Exercise aim: What you return should be every record, retyped without a single change.

Task material:
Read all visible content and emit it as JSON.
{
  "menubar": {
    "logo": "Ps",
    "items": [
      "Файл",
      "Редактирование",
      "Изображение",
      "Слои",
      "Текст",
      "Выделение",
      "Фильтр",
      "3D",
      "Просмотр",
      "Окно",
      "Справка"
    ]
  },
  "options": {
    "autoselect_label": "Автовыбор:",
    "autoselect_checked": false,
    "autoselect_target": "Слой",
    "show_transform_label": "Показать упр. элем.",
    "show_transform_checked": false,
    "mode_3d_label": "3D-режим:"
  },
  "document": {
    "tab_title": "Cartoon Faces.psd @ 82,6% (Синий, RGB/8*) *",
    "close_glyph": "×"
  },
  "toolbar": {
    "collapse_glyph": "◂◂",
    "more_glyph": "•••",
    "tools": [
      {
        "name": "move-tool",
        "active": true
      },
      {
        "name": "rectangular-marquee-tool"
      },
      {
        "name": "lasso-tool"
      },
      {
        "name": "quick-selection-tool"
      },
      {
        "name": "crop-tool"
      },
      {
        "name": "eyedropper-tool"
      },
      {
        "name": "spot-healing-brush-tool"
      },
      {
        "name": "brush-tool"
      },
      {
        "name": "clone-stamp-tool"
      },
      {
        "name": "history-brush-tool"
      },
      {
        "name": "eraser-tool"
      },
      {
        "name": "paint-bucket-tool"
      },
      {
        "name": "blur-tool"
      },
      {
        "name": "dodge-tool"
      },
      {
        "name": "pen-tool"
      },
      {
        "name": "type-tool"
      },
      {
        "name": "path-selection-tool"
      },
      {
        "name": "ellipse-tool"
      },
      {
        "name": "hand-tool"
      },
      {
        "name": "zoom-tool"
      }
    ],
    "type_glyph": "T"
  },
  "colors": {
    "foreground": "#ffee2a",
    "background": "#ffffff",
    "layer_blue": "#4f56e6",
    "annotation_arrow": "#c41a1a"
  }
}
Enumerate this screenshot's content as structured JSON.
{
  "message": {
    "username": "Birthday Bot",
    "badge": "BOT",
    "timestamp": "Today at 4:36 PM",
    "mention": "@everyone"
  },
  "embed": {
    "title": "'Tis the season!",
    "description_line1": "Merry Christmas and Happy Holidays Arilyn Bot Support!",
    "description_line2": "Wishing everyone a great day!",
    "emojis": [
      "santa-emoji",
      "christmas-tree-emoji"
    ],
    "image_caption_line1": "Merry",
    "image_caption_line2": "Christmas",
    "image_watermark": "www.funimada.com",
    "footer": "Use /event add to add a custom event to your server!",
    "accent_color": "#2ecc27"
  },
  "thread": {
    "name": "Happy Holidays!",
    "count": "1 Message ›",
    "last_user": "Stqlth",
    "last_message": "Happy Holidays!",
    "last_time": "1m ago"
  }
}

Result for this exercise:
Read all visible content and emit it as JSON.
{
  "menubar": {
    "logo": "Ps",
    "items": [
      "Файл",
      "Редактирование",
      "Изображение",
      "Слои",
      "Текст",
      "Выделение",
      "Фильтр",
      "3D",
      "Просмотр",
      "Окно",
      "Справка"
    ]
  },
  "options": {
    "autoselect_label": "Автовыбор:",
    "autoselect_checked": false,
    "autoselect_target": "Слой",
    "show_transform_label": "Показать упр. элем.",
    "show_transform_checked": false,
    "mode_3d_label": "3D-режим:"
  },
  "document": {
    "tab_title": "Cartoon Faces.psd @ 82,6% (Синий, RGB/8*) *",
    "close_glyph": "×"
  },
  "toolbar": {
    "collapse_glyph": "◂◂",
    "more_glyph": "•••",
    "tools": [
      {
        "name": "move-tool",
        "active": true
      },
      {
        "name": "rectangular-marquee-tool"
      },
      {
        "name": "lasso-tool"
      },
      {
        "name": "quick-selection-tool"
      },
      {
        "name": "crop-tool"
      },
      {
        "name": "eyedropper-tool"
      },
      {
        "name": "spot-healing-brush-tool"
      },
      {
        "name": "brush-tool"
      },
      {
        "name": "clone-stamp-tool"
      },
      {
        "name": "history-brush-tool"
      },
      {
        "name": "eraser-tool"
      },
      {
        "name": "paint-bucket-tool"
      },
      {
        "name": "blur-tool"
      },
      {
        "name": "dodge-tool"
      },
      {
        "name": "pen-tool"
      },
      {
        "name": "type-tool"
      },
      {
        "name": "path-selection-tool"
      },
      {
        "name": "ellipse-tool"
      },
      {
        "name": "hand-tool"
      },
      {
        "name": "zoom-tool"
      }
    ],
    "type_glyph": "T"
  },
  "colors": {
    "foreground": "#ffee2a",
    "background": "#ffffff",
    "layer_blue": "#4f56e6",
    "annotation_arrow": "#c41a1a"
  }
}
Enumerate this screenshot's content as structured JSON.
{
  "message": {
    "username": "Birthday Bot",
    "badge": "BOT",
    "timestamp": "Today at 4:36 PM",
    "mention": "@everyone"
  },
  "embed": {
    "title": "'Tis the season!",
    "description_line1": "Merry Christmas and Happy Holidays Arilyn Bot Support!",
    "description_line2": "Wishing everyone a great day!",
    "emojis": [
      "santa-emoji",
      "christmas-tree-emoji"
    ],
    "image_caption_line1": "Merry",
    "image_caption_line2": "Christmas",
    "image_watermark": "www.funimada.com",
    "footer": "Use /event add to add a custom event to your server!",
    "accent_color": "#2ecc27"
  },
  "thread": {
    "name": "Happy Holidays!",
    "count": "1 Message ›",
    "last_user": "Stqlth",
    "last_message": "Happy Holidays!",
    "last_time": "1m ago"
  }
}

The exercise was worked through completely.